“This is a critically important piece of national security legislation, and the fact that our intelligence agencies have operated without authorizing legislation for two years represents an unfortunate failure of Congressional oversight,” wrote Senators Ron Wyden and Russ Feingold, who noted that they nevertheless had concerns about some of its provisions.
Among its positive features, the Senate bill would require disclosure of the amounts requested, authorized and appropriated for the National Intelligence Program (Section 107). It would further mandate consideration of disclosure of the agency budgets of each of the 16 elements of the intelligence community, as recommended by the 9-11 Commission.
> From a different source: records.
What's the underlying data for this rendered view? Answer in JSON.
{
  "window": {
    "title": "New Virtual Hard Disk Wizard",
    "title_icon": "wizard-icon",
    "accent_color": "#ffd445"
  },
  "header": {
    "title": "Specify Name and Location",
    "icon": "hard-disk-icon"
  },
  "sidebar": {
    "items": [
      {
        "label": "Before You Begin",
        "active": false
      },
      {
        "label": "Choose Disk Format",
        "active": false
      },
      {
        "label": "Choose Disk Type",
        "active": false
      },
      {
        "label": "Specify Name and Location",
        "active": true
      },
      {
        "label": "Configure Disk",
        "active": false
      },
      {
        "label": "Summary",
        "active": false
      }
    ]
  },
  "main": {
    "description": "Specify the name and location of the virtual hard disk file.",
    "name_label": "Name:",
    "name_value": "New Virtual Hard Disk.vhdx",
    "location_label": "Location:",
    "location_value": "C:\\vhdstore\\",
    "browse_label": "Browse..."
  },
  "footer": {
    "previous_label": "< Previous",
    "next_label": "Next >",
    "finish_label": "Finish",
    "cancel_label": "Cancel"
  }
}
Declassification of the intelligence budget is the sine qua non for establishing a sensible national security classification system.
Some other provisions of the Senate bill are controversial, and should require referral of the bill to the Senate Judiciary Committee for further deliberation, argued Kate Martin and Brittany Benowitz of the Center for National Security Studies in a January 11, 2007 assessment.
The bill, they wrote, “would permit the Intelligence Community to access vast troves of personal information on Americans collected by the FBI or other agencies while limiting application of the Privacy Act to that information (section 310); it would limit application of the Privacy Act to records maintained by the Office of the Director of National Intelligence (section 416); it would exempt enormous numbers of files of the Office of the Director of National Intelligence from even the search and review requirements of the FOIA (section 411); [and] it would permit NSA and CIA protective personnel to make warrantless arrests for offenses not committed in their presence (section 424 and 432).”
Last week the bill was referred to the Senate Armed Services Committee for a ten-day period.